MOSCOW (AP) — Russia’s foreign minister on Tuesday said Moscow is ready to seek consensus in the UN Security Council on a new resolution aimed at ending Syria’s civil war, but gave no indication how it would resolve a disagreement over a Britain-sponsored resolution.
Moscow’s draft resolution calls for the “immediate implementation” of a peace plan from Kofi Annan, the UN and Arab League envoy for the crisis, and the guidelines for a political transition approved at a meeting in Geneva last month, but it objects to the resolution that would be tied to Chapter 7 of the United Nations Charter, which could allow the use of force to end the conflict in Syria.
Although Western nations appear to have little appetite for force, Russia adamantly opposes any prospect of international intervention in the 16-month-old conflict. China, another veto-wielding member of the Security Council, also has backed Syria.
After a meeting between Russian President Vladimir Putin and Annan on Tuesday, Russian Foreign Minister Sergey Lavrov said, “I don’t see a reason that we couldn’t agree in the Security Council. We are prepared for that,” according to the Interfax news agency.
Annan, in turn, said, “I would hope that the Council will continue its discussions and hopefully find language that will pull everybody together for us to move forward on this critical issue.”
There were no comments from Putin after the meeting, but at its opening he promised Russia would do all it could to support Annan.
Russia, which incurred international criticism by twice vetoing UN resolutions to increase pressure on Syrian President Bashar Assad and his regime, has staked its position on Annan’s six-point plan for ending the fighting that activists say has killed some 17,000 people.
The plan was to begin with a cease-fire between government forces and rebels, followed by political dialogue, but increasingly intense fighting has called into question whether the plan is obsolete.
British Foreign Secretary William Hague insisted Tuesday that a Chapter 7 resolution is required to implement Annan’s peace plan, calling the process the “best hope” for ending the civil war in Syria and urging Russia and China to get on board.
“Those nations that might block a Security Council resolution have to consider the fact that if they do so, they will be held increasingly responsible for the consequences, for that chaos and bloodshed that are even now becoming worse in Syria,” he said during a trip to Jordan in which he visited a camp for Syrian refugees.
Meanwhile, UN leader Ban Ki-moon arrived in Beijing on Tuesday as part of a diplomatic push to get Russia and China to back a tougher response to attacks by the Assad regime.
Ban, who is to meet Wednesday with Chinese President Hu Jintao, called for rapid, unified action by the Security Council.
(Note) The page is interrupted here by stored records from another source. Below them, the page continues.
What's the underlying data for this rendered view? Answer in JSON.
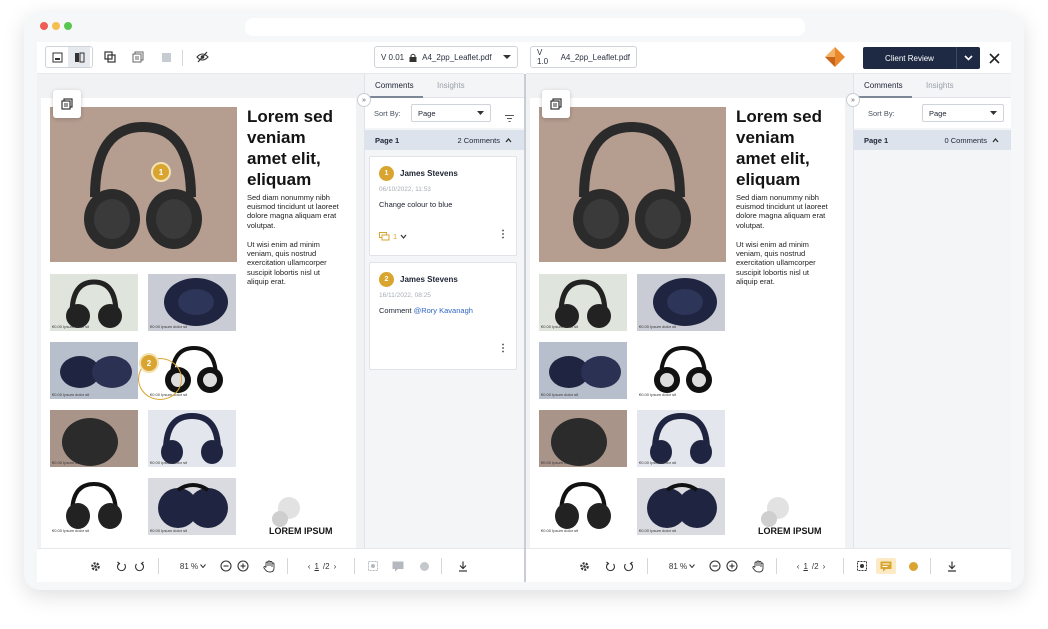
{
  "left": {
    "version": "V 0.01",
    "filename": "A4_2pp_Leaflet.pdf",
    "tabs": {
      "comments": "Comments",
      "insights": "Insights"
    },
    "sort_label": "Sort By:",
    "sort_value": "Page",
    "page_label": "Page 1",
    "comment_count": "2 Comments",
    "comments": [
      {
        "marker": "1",
        "author": "James Stevens",
        "date": "06/10/2022, 11:53",
        "text": "Change colour to blue",
        "mention": "",
        "replies": "1"
      },
      {
        "marker": "2",
        "author": "James Stevens",
        "date": "16/11/2022, 08:25",
        "text": "Comment ",
        "mention": "@Rory Kavanagh",
        "replies": ""
      }
    ],
    "zoom": "81 %",
    "page_current": "1",
    "page_total": "/2"
  },
  "right": {
    "version": "V 1.0",
    "filename": "A4_2pp_Leaflet.pdf",
    "tabs": {
      "comments": "Comments",
      "insights": "Insights"
    },
    "sort_label": "Sort By:",
    "sort_value": "Page",
    "page_label": "Page 1",
    "comment_count": "0 Comments",
    "zoom": "81 %",
    "page_current": "1",
    "page_total": "/2"
  },
  "review_button": "Client Review",
  "document": {
    "title": "Lorem sed veniam amet elit, eliquam",
    "para1": "Sed diam nonummy nibh euismod tincidunt ut laoreet dolore magna aliquam erat volutpat.",
    "para2": "Ut wisi enim ad minim veniam, quis nostrud exercitation ullamcorper suscipit lobortis nisl ut aliquip erat.",
    "caption": "€0.00 Ipsum dolor sit",
    "logo": "LOREM IPSUM"
  },
  "colors": {
    "accent": "#d9a530",
    "navy": "#1e2a44",
    "page_head": "#dde3ed",
    "mention": "#2f66c4"
  }
}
But a commentary that ran Tuesday in the official People’s Daily newspaper strongly opposed using force against Syria — a sign that China may again block the Western-backed resolution.
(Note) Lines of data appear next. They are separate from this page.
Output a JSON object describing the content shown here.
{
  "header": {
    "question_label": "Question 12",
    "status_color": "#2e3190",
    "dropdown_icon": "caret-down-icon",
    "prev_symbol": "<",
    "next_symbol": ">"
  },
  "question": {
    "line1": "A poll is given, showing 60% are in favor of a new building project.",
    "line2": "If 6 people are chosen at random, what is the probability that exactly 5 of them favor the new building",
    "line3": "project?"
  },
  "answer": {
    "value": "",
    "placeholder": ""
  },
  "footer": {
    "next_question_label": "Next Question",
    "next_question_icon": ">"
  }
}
“Sovereign equality and noninterference in internal affairs (of other countries) is a red line that must not be crossed,” the commentary said. “A political solution is the only way out of the Syrian problem.”
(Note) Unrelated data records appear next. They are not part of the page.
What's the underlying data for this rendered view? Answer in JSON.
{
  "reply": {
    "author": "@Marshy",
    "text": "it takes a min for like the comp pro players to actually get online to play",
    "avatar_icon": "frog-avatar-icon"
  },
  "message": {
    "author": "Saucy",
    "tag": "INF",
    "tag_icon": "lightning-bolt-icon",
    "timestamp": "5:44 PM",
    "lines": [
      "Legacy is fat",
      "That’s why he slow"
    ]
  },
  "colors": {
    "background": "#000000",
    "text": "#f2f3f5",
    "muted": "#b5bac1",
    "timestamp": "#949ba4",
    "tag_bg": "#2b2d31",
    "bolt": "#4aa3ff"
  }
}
Syria’s violence has grown increasingly bloody and chaotic in recent months as the uprising which began in March 2011 has transformed from a peaceful protest movement seeking political change into an armed insurgency seeking to topple Assad’s regime.
Hague cautioned that the situation in Syria “is so grave and unpredictable that I don’t think any option should be ruled out for the future.”
Copyright 2012 The Associated Press